- _What is being asked_
The response must contain every line from the records below that has "this".
Segment Start: Task material
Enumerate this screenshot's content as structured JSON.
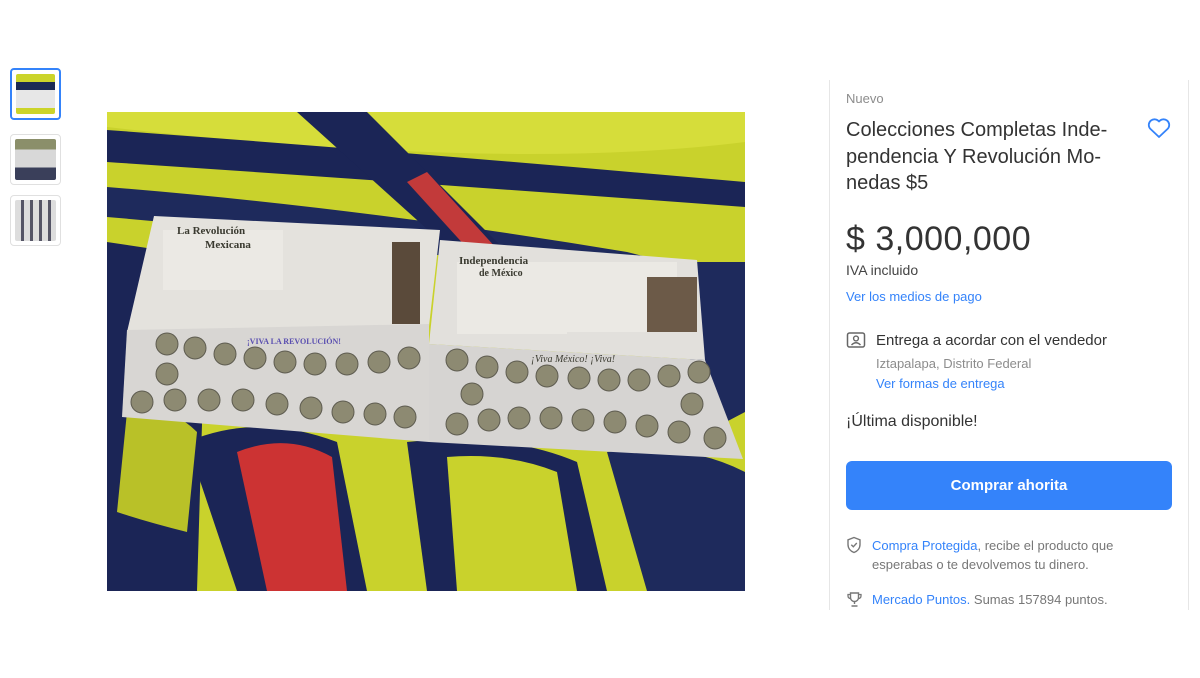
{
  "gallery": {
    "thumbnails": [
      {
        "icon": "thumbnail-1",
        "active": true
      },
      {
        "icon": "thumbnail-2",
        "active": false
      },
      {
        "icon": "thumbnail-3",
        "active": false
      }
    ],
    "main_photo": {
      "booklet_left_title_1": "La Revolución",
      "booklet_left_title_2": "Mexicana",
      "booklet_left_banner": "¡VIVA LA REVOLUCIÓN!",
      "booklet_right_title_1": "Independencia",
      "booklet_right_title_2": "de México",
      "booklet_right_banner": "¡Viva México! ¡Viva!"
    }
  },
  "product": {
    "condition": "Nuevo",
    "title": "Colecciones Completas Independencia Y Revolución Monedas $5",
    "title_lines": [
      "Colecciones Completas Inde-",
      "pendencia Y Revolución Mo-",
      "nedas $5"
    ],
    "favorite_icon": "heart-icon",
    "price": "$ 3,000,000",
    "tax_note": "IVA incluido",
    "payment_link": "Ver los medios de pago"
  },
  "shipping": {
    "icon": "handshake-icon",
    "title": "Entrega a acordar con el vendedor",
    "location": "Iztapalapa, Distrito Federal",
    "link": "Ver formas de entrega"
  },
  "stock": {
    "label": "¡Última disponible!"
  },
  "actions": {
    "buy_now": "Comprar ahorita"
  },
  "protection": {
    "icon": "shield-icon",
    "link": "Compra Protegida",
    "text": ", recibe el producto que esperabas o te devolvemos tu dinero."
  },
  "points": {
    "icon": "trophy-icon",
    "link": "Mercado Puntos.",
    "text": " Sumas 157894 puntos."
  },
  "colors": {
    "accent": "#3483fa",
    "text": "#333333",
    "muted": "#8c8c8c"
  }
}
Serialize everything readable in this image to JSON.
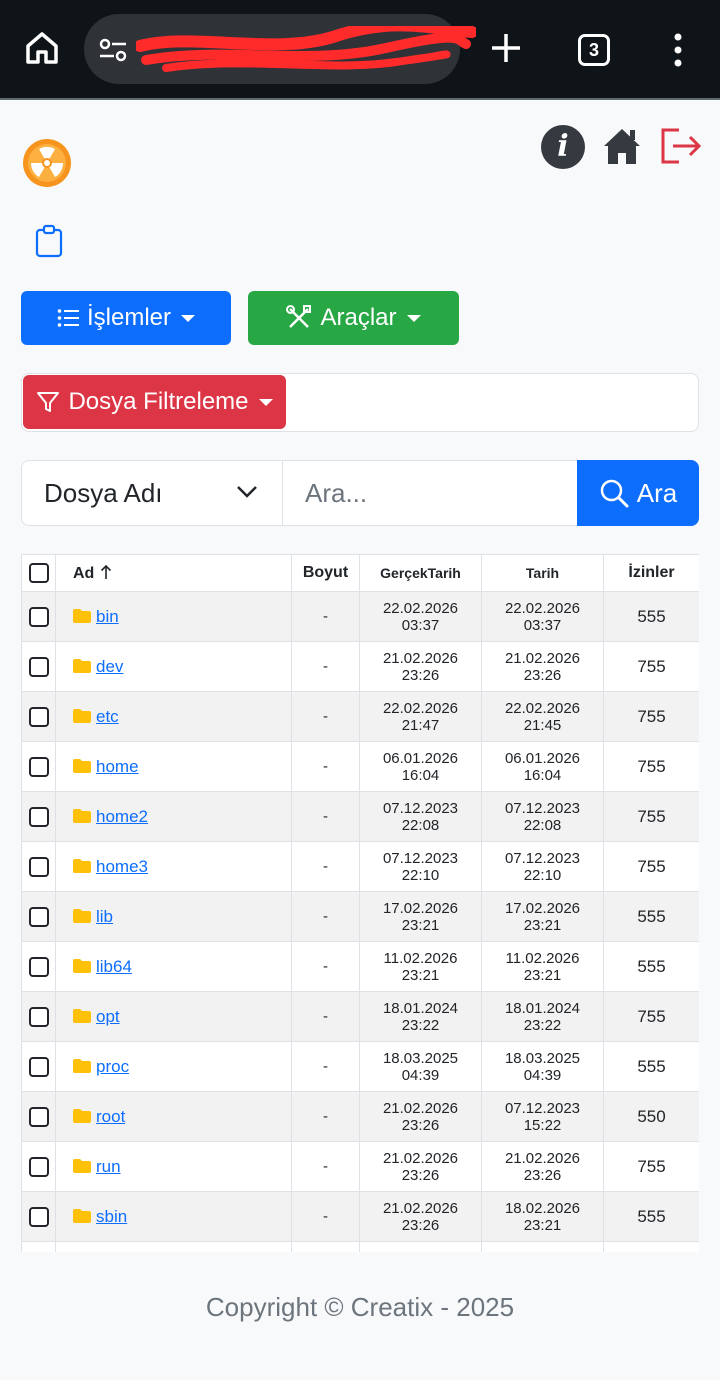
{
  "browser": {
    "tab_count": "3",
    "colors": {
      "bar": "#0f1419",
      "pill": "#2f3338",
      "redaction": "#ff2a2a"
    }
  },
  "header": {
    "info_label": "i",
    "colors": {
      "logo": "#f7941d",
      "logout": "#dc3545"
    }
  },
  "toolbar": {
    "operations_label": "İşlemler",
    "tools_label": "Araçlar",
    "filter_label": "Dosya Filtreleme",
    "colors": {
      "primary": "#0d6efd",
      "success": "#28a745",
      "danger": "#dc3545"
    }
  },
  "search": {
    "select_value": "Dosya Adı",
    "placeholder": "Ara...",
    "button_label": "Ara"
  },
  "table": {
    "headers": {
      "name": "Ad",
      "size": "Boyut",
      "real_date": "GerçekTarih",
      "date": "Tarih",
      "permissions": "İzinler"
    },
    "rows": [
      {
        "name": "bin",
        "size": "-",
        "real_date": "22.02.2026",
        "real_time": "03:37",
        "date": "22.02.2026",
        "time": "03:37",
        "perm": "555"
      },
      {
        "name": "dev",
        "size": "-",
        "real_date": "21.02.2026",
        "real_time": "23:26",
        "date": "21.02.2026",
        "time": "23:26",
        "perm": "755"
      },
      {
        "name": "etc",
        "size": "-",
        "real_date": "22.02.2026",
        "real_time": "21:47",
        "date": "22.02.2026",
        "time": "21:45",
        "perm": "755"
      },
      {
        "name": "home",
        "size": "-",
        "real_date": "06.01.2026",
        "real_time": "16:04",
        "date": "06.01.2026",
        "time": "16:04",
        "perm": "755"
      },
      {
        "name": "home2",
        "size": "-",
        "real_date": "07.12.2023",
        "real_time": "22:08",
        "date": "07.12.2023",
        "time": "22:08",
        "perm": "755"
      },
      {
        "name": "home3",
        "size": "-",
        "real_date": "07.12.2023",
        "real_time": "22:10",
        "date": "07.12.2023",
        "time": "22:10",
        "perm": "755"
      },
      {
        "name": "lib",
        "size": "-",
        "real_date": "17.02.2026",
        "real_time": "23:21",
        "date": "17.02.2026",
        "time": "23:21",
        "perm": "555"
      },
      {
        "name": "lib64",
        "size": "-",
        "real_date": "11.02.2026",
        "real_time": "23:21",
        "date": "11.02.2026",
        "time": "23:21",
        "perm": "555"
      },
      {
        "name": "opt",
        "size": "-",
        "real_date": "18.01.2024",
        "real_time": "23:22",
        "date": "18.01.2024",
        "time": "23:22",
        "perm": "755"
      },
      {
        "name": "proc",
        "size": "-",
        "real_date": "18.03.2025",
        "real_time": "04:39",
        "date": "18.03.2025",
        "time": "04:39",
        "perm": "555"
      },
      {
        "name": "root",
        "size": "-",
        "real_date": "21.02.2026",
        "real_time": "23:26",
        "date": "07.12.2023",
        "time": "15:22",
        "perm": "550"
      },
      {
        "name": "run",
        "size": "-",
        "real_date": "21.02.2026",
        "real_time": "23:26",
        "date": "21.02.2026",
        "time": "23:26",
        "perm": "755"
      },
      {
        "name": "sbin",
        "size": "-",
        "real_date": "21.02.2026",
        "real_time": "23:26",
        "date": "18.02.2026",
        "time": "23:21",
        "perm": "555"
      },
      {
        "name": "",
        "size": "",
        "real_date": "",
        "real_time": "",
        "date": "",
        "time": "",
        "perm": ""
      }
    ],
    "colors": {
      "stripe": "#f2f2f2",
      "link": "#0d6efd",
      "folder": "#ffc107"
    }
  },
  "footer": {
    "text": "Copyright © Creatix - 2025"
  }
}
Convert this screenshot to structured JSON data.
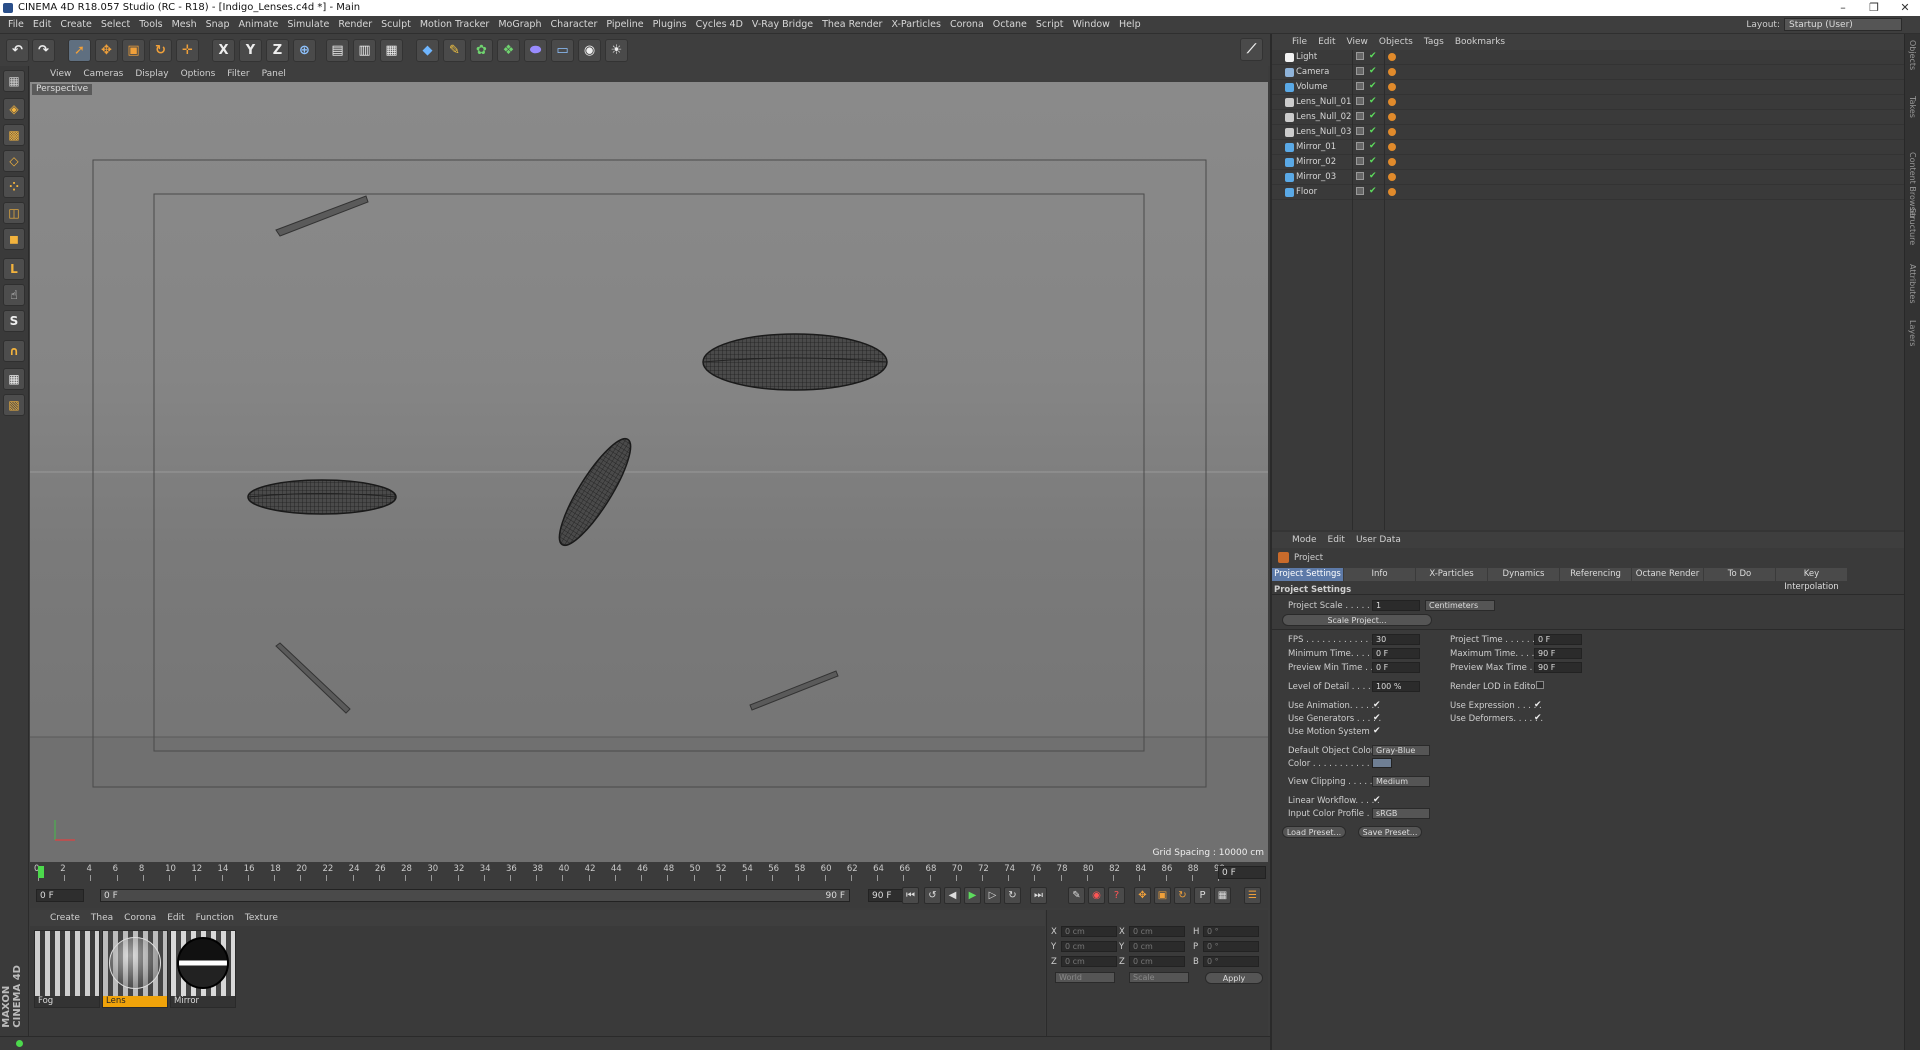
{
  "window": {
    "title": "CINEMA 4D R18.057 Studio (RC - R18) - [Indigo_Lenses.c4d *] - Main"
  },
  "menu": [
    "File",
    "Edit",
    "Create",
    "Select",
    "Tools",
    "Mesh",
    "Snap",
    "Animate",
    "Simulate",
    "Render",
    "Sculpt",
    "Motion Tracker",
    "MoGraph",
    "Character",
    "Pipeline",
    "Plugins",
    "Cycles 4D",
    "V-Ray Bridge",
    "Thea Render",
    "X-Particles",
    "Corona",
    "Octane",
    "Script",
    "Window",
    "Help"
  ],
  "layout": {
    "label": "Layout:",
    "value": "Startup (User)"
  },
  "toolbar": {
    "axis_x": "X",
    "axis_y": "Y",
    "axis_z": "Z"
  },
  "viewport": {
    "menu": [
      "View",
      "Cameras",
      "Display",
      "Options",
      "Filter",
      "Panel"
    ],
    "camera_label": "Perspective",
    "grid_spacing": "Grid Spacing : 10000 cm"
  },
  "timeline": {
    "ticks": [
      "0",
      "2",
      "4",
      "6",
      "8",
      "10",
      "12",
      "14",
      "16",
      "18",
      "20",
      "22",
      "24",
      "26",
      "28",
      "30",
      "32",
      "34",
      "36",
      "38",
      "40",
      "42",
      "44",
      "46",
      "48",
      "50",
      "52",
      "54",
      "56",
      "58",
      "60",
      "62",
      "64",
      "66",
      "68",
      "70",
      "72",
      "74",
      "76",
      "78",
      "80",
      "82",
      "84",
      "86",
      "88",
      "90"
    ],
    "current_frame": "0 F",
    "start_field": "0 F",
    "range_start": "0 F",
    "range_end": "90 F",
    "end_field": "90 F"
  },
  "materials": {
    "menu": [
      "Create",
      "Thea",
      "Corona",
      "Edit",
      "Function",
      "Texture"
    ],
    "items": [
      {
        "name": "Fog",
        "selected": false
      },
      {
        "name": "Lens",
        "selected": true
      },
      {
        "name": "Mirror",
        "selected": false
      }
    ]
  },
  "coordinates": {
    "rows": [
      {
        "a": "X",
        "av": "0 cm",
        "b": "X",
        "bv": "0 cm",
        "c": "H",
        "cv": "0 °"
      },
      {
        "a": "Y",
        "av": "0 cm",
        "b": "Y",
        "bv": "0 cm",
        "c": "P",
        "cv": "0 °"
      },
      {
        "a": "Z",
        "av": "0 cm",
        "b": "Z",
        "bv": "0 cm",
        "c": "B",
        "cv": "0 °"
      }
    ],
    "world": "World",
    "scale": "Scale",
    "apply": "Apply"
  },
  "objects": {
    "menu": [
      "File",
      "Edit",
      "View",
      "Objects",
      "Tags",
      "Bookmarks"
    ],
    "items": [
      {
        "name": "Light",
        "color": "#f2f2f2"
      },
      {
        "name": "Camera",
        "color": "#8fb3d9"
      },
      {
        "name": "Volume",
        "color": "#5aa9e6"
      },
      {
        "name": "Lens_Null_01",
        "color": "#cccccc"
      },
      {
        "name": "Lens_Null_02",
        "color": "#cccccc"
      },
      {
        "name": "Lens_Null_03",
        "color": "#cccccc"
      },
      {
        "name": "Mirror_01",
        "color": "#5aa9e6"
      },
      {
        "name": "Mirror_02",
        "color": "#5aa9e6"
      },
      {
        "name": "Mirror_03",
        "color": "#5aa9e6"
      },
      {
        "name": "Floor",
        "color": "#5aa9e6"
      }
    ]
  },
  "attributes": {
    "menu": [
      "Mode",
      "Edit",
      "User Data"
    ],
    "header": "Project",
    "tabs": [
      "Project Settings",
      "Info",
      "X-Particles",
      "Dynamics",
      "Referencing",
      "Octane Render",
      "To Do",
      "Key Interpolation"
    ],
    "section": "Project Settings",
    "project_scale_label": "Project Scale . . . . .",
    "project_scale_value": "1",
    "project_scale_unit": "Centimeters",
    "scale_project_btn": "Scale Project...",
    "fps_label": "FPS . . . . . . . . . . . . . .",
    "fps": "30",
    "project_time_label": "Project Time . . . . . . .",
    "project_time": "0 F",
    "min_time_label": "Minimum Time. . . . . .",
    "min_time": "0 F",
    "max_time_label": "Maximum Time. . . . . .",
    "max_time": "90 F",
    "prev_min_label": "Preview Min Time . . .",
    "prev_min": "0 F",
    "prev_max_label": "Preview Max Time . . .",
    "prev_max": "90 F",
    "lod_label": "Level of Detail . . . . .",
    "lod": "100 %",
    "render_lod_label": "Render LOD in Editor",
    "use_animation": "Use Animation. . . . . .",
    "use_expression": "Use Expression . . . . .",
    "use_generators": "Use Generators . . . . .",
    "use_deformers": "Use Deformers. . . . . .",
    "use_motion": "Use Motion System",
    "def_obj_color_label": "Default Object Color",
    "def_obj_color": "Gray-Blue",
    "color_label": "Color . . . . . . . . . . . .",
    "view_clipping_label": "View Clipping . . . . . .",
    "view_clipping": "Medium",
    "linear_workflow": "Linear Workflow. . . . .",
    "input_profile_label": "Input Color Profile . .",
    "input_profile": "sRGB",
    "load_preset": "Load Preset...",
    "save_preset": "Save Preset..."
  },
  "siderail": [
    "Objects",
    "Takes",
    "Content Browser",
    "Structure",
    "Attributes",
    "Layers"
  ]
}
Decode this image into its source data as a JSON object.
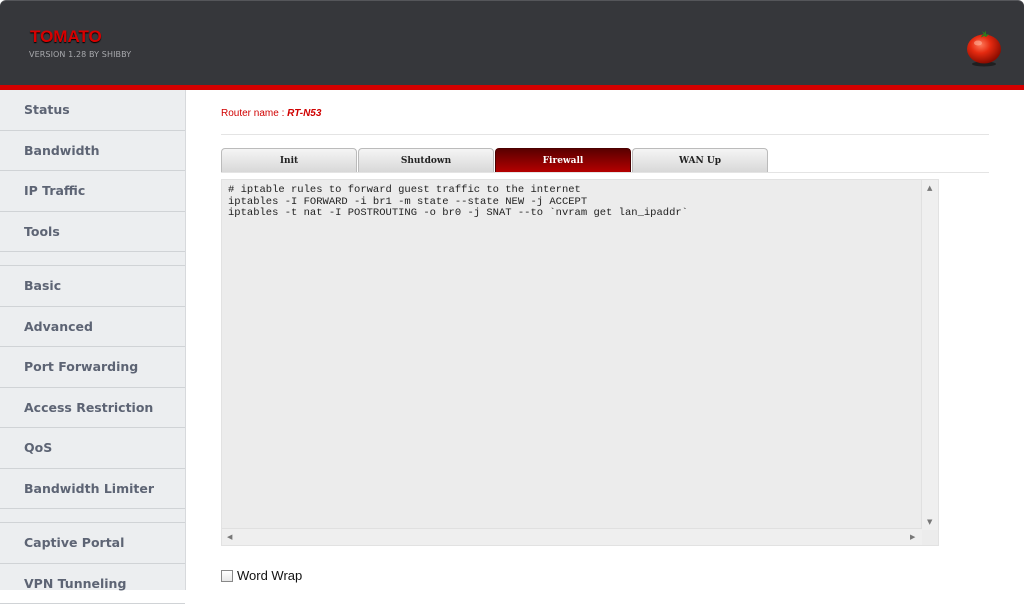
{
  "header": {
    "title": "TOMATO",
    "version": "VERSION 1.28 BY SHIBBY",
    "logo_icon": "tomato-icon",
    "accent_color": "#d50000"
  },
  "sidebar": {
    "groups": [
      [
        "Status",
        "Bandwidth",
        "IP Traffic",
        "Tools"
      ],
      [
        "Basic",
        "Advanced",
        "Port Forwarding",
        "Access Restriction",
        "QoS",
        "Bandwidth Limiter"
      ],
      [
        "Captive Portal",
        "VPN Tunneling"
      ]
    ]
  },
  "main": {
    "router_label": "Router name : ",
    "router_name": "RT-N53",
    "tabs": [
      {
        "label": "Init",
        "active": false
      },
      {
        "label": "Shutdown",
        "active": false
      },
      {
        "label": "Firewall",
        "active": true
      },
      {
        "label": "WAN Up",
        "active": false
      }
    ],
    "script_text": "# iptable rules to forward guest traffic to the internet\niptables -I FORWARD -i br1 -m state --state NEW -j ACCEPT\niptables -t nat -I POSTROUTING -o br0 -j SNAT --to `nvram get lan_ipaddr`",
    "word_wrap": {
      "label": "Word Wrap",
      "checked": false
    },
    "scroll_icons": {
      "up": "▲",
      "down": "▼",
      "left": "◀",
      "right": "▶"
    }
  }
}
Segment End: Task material
- _Output of the exercise_
Enumerate this screenshot's content as structured JSON.
Serialize everything readable in this image to JSON.
Convert this screenshot to structured JSON data.
Decode this image into its source data as a JSON object.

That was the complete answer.